> EXERCISE:
For the string "screenshot", search the entries below and copy every line where it appears.
#### ENTRIES SUPPLIED ####
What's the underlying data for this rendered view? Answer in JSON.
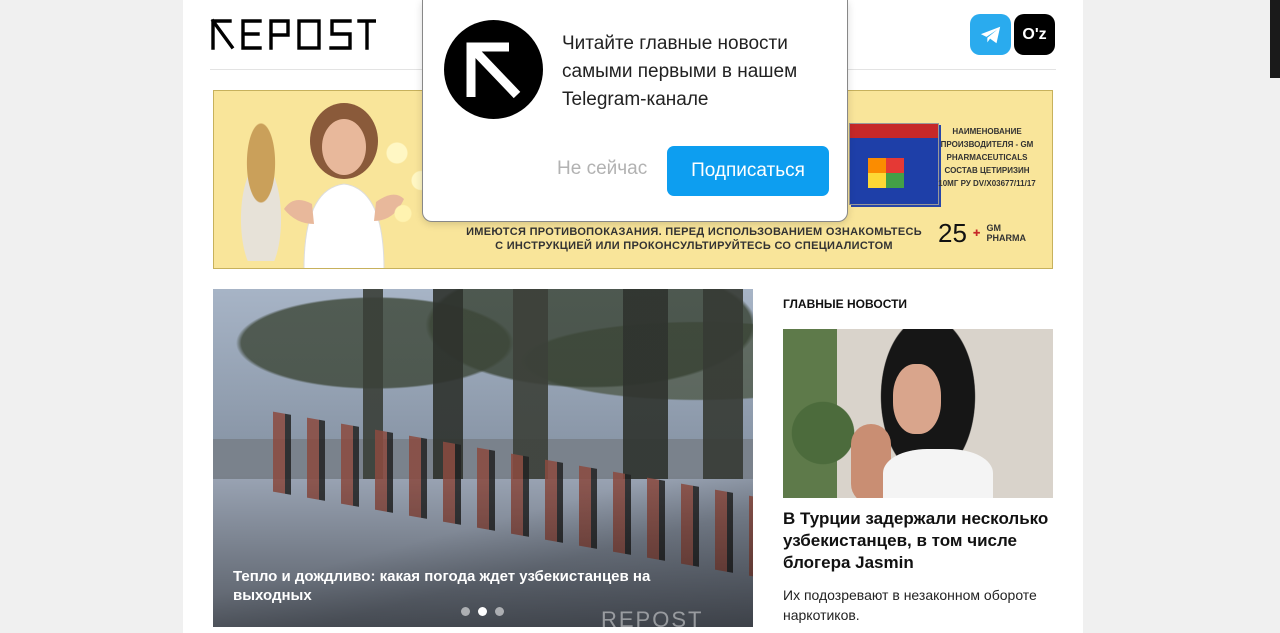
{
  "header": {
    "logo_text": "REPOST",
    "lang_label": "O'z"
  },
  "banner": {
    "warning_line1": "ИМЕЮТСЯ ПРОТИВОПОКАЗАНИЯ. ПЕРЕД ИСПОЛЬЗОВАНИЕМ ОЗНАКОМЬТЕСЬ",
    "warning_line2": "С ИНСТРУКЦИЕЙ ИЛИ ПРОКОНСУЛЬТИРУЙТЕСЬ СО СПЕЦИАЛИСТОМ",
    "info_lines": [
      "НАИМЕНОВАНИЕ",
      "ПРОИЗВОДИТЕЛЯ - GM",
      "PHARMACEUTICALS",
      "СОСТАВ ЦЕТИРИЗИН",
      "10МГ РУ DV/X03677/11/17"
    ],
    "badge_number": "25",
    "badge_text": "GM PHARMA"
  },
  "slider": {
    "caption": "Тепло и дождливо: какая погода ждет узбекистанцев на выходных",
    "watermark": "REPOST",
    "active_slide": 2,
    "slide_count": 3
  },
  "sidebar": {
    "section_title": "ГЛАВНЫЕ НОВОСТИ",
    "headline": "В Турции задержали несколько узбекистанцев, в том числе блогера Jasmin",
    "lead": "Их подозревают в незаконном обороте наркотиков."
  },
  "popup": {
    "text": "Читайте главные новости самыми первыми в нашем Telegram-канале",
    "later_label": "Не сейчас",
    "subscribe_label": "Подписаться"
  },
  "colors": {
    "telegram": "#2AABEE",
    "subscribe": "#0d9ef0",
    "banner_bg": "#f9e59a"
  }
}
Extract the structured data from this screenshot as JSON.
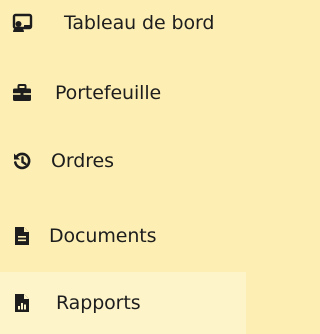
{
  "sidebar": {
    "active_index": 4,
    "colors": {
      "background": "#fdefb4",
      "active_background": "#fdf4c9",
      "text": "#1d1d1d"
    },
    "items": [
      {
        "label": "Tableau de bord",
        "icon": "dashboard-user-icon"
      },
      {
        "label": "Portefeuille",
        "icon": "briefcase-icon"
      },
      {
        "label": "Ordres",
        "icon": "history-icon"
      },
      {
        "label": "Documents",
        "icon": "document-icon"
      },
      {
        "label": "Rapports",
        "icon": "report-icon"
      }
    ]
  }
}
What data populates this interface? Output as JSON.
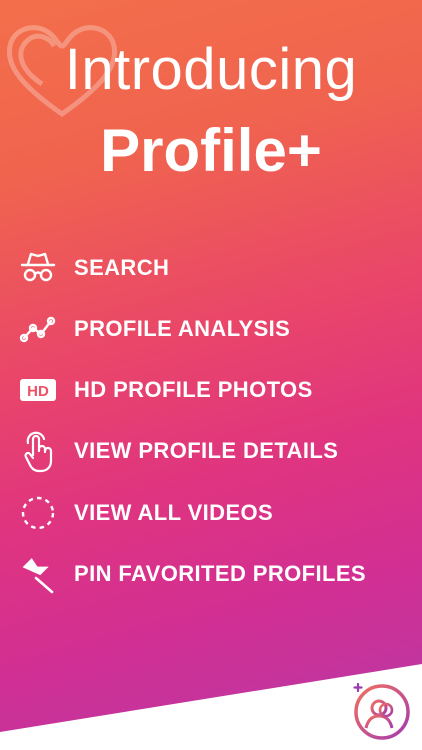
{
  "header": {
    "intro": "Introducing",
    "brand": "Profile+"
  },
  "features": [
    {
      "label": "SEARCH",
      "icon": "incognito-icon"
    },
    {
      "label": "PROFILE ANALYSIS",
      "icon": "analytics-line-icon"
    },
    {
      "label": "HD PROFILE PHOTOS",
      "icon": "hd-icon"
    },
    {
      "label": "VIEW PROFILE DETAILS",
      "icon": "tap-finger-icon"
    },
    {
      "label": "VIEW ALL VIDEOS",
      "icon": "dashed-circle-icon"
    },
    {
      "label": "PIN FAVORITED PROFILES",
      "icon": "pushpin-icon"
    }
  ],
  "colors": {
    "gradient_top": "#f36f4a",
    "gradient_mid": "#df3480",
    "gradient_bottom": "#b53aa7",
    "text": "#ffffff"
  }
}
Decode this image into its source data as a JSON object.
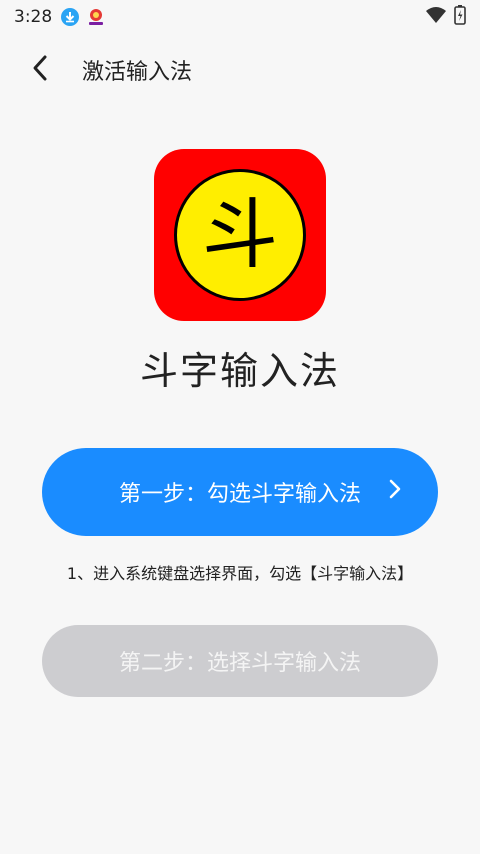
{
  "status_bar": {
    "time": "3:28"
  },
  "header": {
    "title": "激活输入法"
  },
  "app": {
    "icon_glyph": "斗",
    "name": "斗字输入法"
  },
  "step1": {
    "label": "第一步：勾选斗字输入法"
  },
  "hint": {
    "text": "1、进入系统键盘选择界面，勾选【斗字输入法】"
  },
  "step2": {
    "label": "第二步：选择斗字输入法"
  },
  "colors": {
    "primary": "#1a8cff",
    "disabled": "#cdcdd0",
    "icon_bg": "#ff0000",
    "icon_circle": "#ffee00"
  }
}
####
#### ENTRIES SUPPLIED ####
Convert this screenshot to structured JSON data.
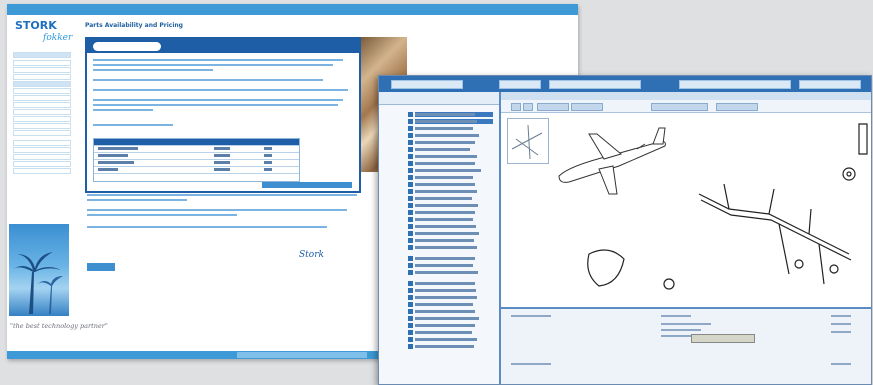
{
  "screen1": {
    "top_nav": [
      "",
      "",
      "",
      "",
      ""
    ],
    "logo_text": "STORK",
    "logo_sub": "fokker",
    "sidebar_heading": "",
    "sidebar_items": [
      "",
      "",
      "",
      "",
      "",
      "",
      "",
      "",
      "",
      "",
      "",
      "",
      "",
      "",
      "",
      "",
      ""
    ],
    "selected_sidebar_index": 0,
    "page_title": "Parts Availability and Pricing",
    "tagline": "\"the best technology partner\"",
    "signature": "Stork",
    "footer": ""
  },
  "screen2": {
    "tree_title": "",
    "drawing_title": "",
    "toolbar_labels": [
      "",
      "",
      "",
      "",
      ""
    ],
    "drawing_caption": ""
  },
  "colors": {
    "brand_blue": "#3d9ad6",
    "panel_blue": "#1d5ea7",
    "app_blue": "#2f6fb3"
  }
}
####
> WRITTEN RESPONSE:
Extract the structured data from this screenshot as JSON.
Convert this screenshot to structured JSON data.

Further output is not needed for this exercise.